### [Record set]
= Beginning of Section =
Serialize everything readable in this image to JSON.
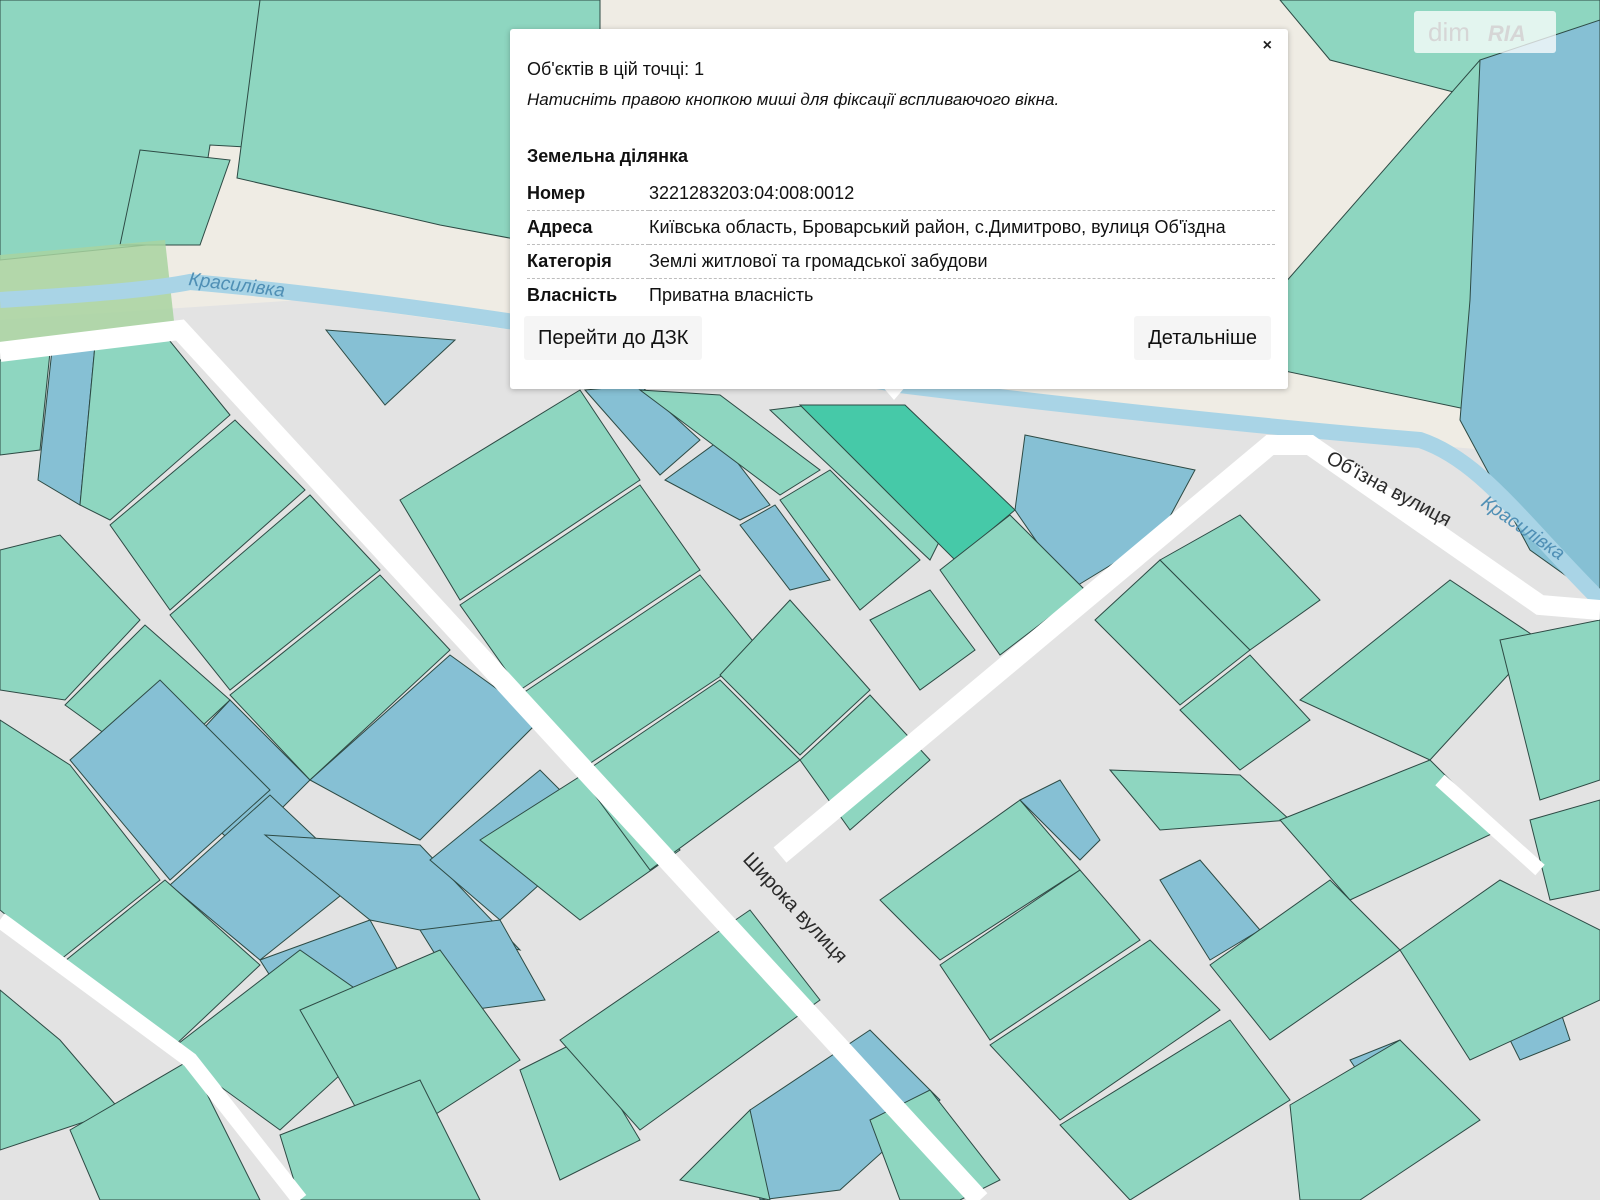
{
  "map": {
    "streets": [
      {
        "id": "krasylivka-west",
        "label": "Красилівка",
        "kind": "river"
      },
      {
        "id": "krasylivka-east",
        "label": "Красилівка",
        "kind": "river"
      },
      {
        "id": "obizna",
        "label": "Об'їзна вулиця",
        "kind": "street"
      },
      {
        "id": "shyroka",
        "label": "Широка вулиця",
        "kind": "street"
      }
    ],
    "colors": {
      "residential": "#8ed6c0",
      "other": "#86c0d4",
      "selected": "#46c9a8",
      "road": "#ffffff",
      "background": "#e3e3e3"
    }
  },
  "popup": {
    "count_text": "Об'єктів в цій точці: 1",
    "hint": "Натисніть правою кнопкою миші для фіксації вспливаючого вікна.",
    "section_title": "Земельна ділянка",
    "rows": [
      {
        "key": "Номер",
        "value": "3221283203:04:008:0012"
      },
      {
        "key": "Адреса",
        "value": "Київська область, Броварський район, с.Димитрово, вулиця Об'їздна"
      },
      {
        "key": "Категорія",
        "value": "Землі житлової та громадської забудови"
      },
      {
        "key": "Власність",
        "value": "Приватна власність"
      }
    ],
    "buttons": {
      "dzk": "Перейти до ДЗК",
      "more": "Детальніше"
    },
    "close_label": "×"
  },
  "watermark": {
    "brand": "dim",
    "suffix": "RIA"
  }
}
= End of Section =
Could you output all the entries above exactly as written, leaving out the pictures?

### [Task output]
Serialize everything readable in this image to JSON.
{
  "map": {
    "streets": [
      {
        "id": "krasylivka-west",
        "label": "Красилівка",
        "kind": "river"
      },
      {
        "id": "krasylivka-east",
        "label": "Красилівка",
        "kind": "river"
      },
      {
        "id": "obizna",
        "label": "Об'їзна вулиця",
        "kind": "street"
      },
      {
        "id": "shyroka",
        "label": "Широка вулиця",
        "kind": "street"
      }
    ],
    "colors": {
      "residential": "#8ed6c0",
      "other": "#86c0d4",
      "selected": "#46c9a8",
      "road": "#ffffff",
      "background": "#e3e3e3"
    }
  },
  "popup": {
    "count_text": "Об'єктів в цій точці: 1",
    "hint": "Натисніть правою кнопкою миші для фіксації вспливаючого вікна.",
    "section_title": "Земельна ділянка",
    "rows": [
      {
        "key": "Номер",
        "value": "3221283203:04:008:0012"
      },
      {
        "key": "Адреса",
        "value": "Київська область, Броварський район, с.Димитрово, вулиця Об'їздна"
      },
      {
        "key": "Категорія",
        "value": "Землі житлової та громадської забудови"
      },
      {
        "key": "Власність",
        "value": "Приватна власність"
      }
    ],
    "buttons": {
      "dzk": "Перейти до ДЗК",
      "more": "Детальніше"
    },
    "close_label": "×"
  },
  "watermark": {
    "brand": "dim",
    "suffix": "RIA"
  }
}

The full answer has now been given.